Book review: Digilogue

The real answer to which horse you should back in the in the Digital/Analogue race is: "Depends on who you're talking to." The digital world supplies the plumbing to reach the customer, but Sorman-Nilsson reinforces that what goes down the pipes still has to touch hearts.

Digilogue by Anders Sorman-Nilsson
Wiley, $31.99 

book review digilogue by anders sorman-nilsson idealog​This book exonerates itself from being just another 'how-to-do-it' tome by having a bet each way. Its subtitle explains that it's about "how to win the digital minds and analogue hearts of tomorrow's customers." In other words, it's not going to throw the baby out with the bathwater.

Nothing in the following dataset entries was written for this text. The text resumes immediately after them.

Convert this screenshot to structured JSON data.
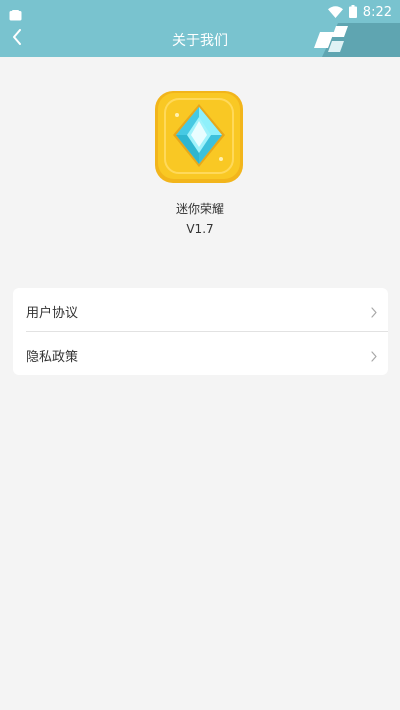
{
  "status_bar": {
    "time": "8:22",
    "icons": [
      "app-notification-icon",
      "wifi-icon",
      "battery-icon"
    ]
  },
  "nav": {
    "title": "关于我们",
    "back_icon": "chevron-left-icon"
  },
  "app": {
    "name": "迷你荣耀",
    "version": "V1.7",
    "logo_icon": "diamond-gem-icon"
  },
  "menu": {
    "items": [
      {
        "label": "用户协议",
        "icon": "chevron-right-icon"
      },
      {
        "label": "隐私政策",
        "icon": "chevron-right-icon"
      }
    ]
  },
  "colors": {
    "header": "#79c3cf",
    "page_background": "#f4f4f4",
    "card_background": "#ffffff",
    "logo_gold": "#f9c824",
    "gem_cyan": "#56d8ec"
  }
}
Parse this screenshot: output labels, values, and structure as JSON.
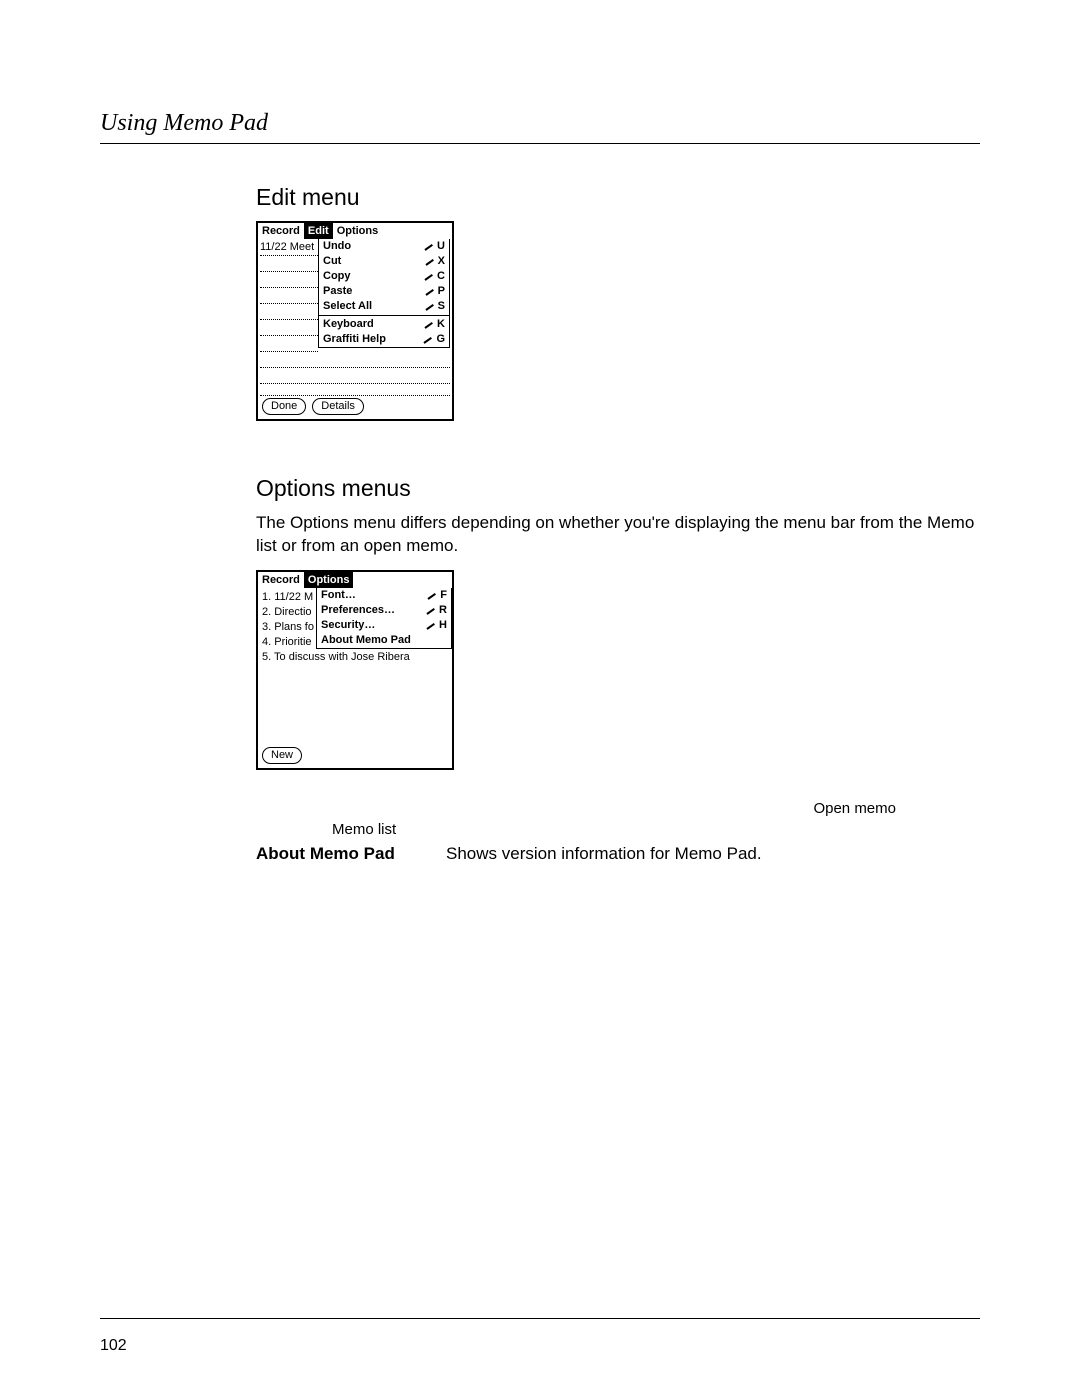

I recently made a presentation on the media landscape to an organisation with a large advertising budget - they were pleased that I had grey hair and wasn't someone with a cap on backwards and his jeans around his arse, telling them they had to be on Twitter and Facebook. The real answer to which horse you should back in the in the Digital/Analogue race is: "Depends on who you're talking to."

It isn't exactly news that mass communication is waning in importance, now that we're able to have personal engagement with customers. Carpet-bombing is so WWII; now we use drones to pick out individual targets. This tells us how we can leverage the technology to enable more meaningful one-to-one communication. 

With some pretty useful graphs, diagrams and side-bars, the author gives us strategic processes and protocols to make sure that all the digital boxes are ticked in reaching the hearts of customers in the analogue world. And that's where everything has changed and nothing has. The digital world supplies the plumbing to reach the customer, but Sorman-Nilsson reinforces that what goes down the pipes still has to touch hearts.